(Beginning of TASK INPUT)
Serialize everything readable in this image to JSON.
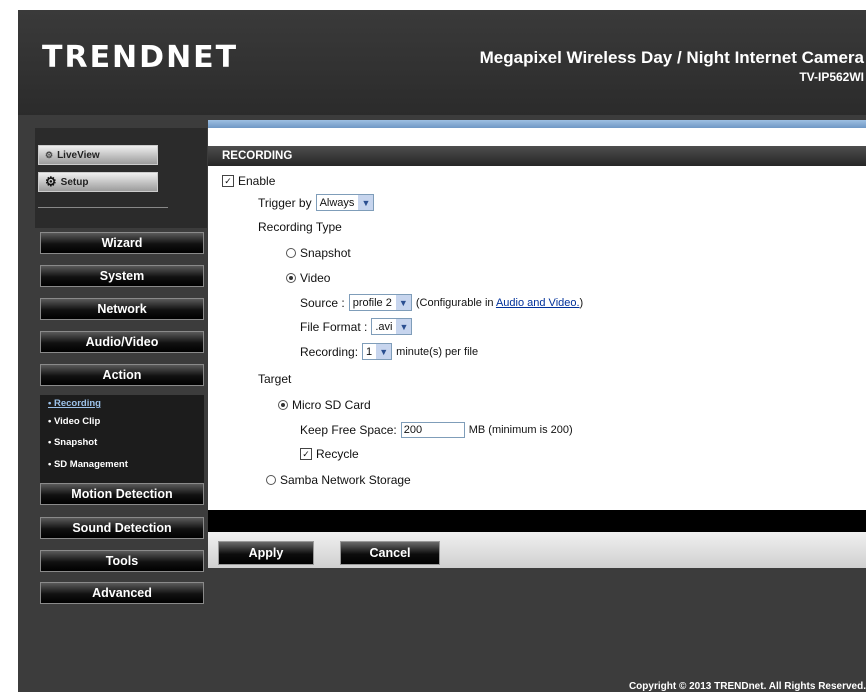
{
  "header": {
    "logo": "TRENDNET",
    "product_title": "Megapixel Wireless Day / Night Internet Camera",
    "model": "TV-IP562WI"
  },
  "sidebar": {
    "liveview_label": "LiveView",
    "setup_label": "Setup",
    "nav": {
      "wizard": "Wizard",
      "system": "System",
      "network": "Network",
      "audio_video": "Audio/Video",
      "action": "Action",
      "motion_detection": "Motion Detection",
      "sound_detection": "Sound Detection",
      "tools": "Tools",
      "advanced": "Advanced"
    },
    "submenu": {
      "recording": "Recording",
      "video_clip": "Video Clip",
      "snapshot": "Snapshot",
      "sd_management": "SD Management"
    }
  },
  "recording": {
    "section_title": "RECORDING",
    "enable_label": "Enable",
    "trigger_label": "Trigger by",
    "trigger_value": "Always",
    "recording_type_label": "Recording Type",
    "snapshot_label": "Snapshot",
    "video_label": "Video",
    "source_label": "Source :",
    "source_value": "profile 2",
    "configurable_prefix": "(Configurable in ",
    "configurable_link": "Audio and Video.",
    "configurable_suffix": ")",
    "file_format_label": "File Format :",
    "file_format_value": ".avi",
    "recording_label": "Recording:",
    "recording_value": "1",
    "recording_unit": "minute(s) per file",
    "target_label": "Target",
    "micro_sd_label": "Micro SD Card",
    "keep_free_label": "Keep Free Space:",
    "keep_free_value": "200",
    "keep_free_unit": "MB (minimum is 200)",
    "recycle_label": "Recycle",
    "samba_label": "Samba Network Storage"
  },
  "actions": {
    "apply": "Apply",
    "cancel": "Cancel"
  },
  "footer": {
    "copyright": "Copyright © 2013 TRENDnet. All Rights Reserved."
  },
  "icons": {
    "liveview": "camera-eye-icon",
    "setup": "gear-icon",
    "dropdown": "chevron-down-icon"
  }
}
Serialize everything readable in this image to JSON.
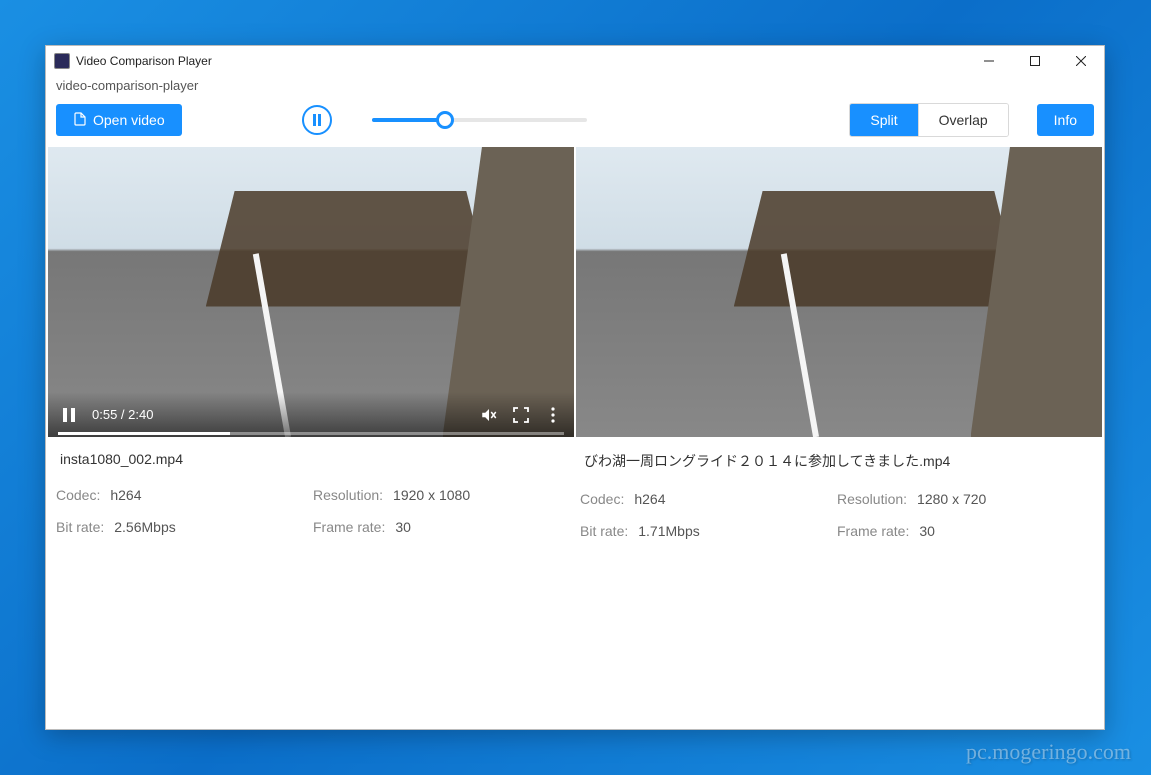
{
  "window": {
    "title": "Video Comparison Player",
    "subtitle": "video-comparison-player"
  },
  "toolbar": {
    "open_label": "Open video",
    "modes": {
      "split": "Split",
      "overlap": "Overlap",
      "info": "Info"
    },
    "slider_percent": 34
  },
  "player": {
    "time_current": "0:55",
    "time_total": "2:40",
    "progress_percent": 34
  },
  "left": {
    "filename": "insta1080_002.mp4",
    "codec_label": "Codec:",
    "codec": "h264",
    "resolution_label": "Resolution:",
    "resolution": "1920 x 1080",
    "bitrate_label": "Bit rate:",
    "bitrate": "2.56Mbps",
    "framerate_label": "Frame rate:",
    "framerate": "30"
  },
  "right": {
    "filename": "びわ湖一周ロングライド２０１４に参加してきました.mp4",
    "codec_label": "Codec:",
    "codec": "h264",
    "resolution_label": "Resolution:",
    "resolution": "1280 x 720",
    "bitrate_label": "Bit rate:",
    "bitrate": "1.71Mbps",
    "framerate_label": "Frame rate:",
    "framerate": "30"
  },
  "watermark": "pc.mogeringo.com"
}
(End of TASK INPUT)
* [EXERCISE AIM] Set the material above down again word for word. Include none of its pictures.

* [EXERCISE SOLUTION]
Serialize everything readable in this image to JSON.
{
  "header": {
    "logo": "TRENDNET",
    "product_title": "Megapixel Wireless Day / Night Internet Camera",
    "model": "TV-IP562WI"
  },
  "sidebar": {
    "liveview_label": "LiveView",
    "setup_label": "Setup",
    "nav": {
      "wizard": "Wizard",
      "system": "System",
      "network": "Network",
      "audio_video": "Audio/Video",
      "action": "Action",
      "motion_detection": "Motion Detection",
      "sound_detection": "Sound Detection",
      "tools": "Tools",
      "advanced": "Advanced"
    },
    "submenu": {
      "recording": "Recording",
      "video_clip": "Video Clip",
      "snapshot": "Snapshot",
      "sd_management": "SD Management"
    }
  },
  "recording": {
    "section_title": "RECORDING",
    "enable_label": "Enable",
    "trigger_label": "Trigger by",
    "trigger_value": "Always",
    "recording_type_label": "Recording Type",
    "snapshot_label": "Snapshot",
    "video_label": "Video",
    "source_label": "Source :",
    "source_value": "profile 2",
    "configurable_prefix": "(Configurable in ",
    "configurable_link": "Audio and Video.",
    "configurable_suffix": ")",
    "file_format_label": "File Format :",
    "file_format_value": ".avi",
    "recording_label": "Recording:",
    "recording_value": "1",
    "recording_unit": "minute(s) per file",
    "target_label": "Target",
    "micro_sd_label": "Micro SD Card",
    "keep_free_label": "Keep Free Space:",
    "keep_free_value": "200",
    "keep_free_unit": "MB (minimum is 200)",
    "recycle_label": "Recycle",
    "samba_label": "Samba Network Storage"
  },
  "actions": {
    "apply": "Apply",
    "cancel": "Cancel"
  },
  "footer": {
    "copyright": "Copyright © 2013 TRENDnet. All Rights Reserved."
  },
  "icons": {
    "liveview": "camera-eye-icon",
    "setup": "gear-icon",
    "dropdown": "chevron-down-icon"
  }
}
Serialize everything readable in this image to JSON.
{
  "window": {
    "title": "Video Comparison Player",
    "subtitle": "video-comparison-player"
  },
  "toolbar": {
    "open_label": "Open video",
    "modes": {
      "split": "Split",
      "overlap": "Overlap",
      "info": "Info"
    },
    "slider_percent": 34
  },
  "player": {
    "time_current": "0:55",
    "time_total": "2:40",
    "progress_percent": 34
  },
  "left": {
    "filename": "insta1080_002.mp4",
    "codec_label": "Codec:",
    "codec": "h264",
    "resolution_label": "Resolution:",
    "resolution": "1920 x 1080",
    "bitrate_label": "Bit rate:",
    "bitrate": "2.56Mbps",
    "framerate_label": "Frame rate:",
    "framerate": "30"
  },
  "right": {
    "filename": "びわ湖一周ロングライド２０１４に参加してきました.mp4",
    "codec_label": "Codec:",
    "codec": "h264",
    "resolution_label": "Resolution:",
    "resolution": "1280 x 720",
    "bitrate_label": "Bit rate:",
    "bitrate": "1.71Mbps",
    "framerate_label": "Frame rate:",
    "framerate": "30"
  },
  "watermark": "pc.mogeringo.com"
}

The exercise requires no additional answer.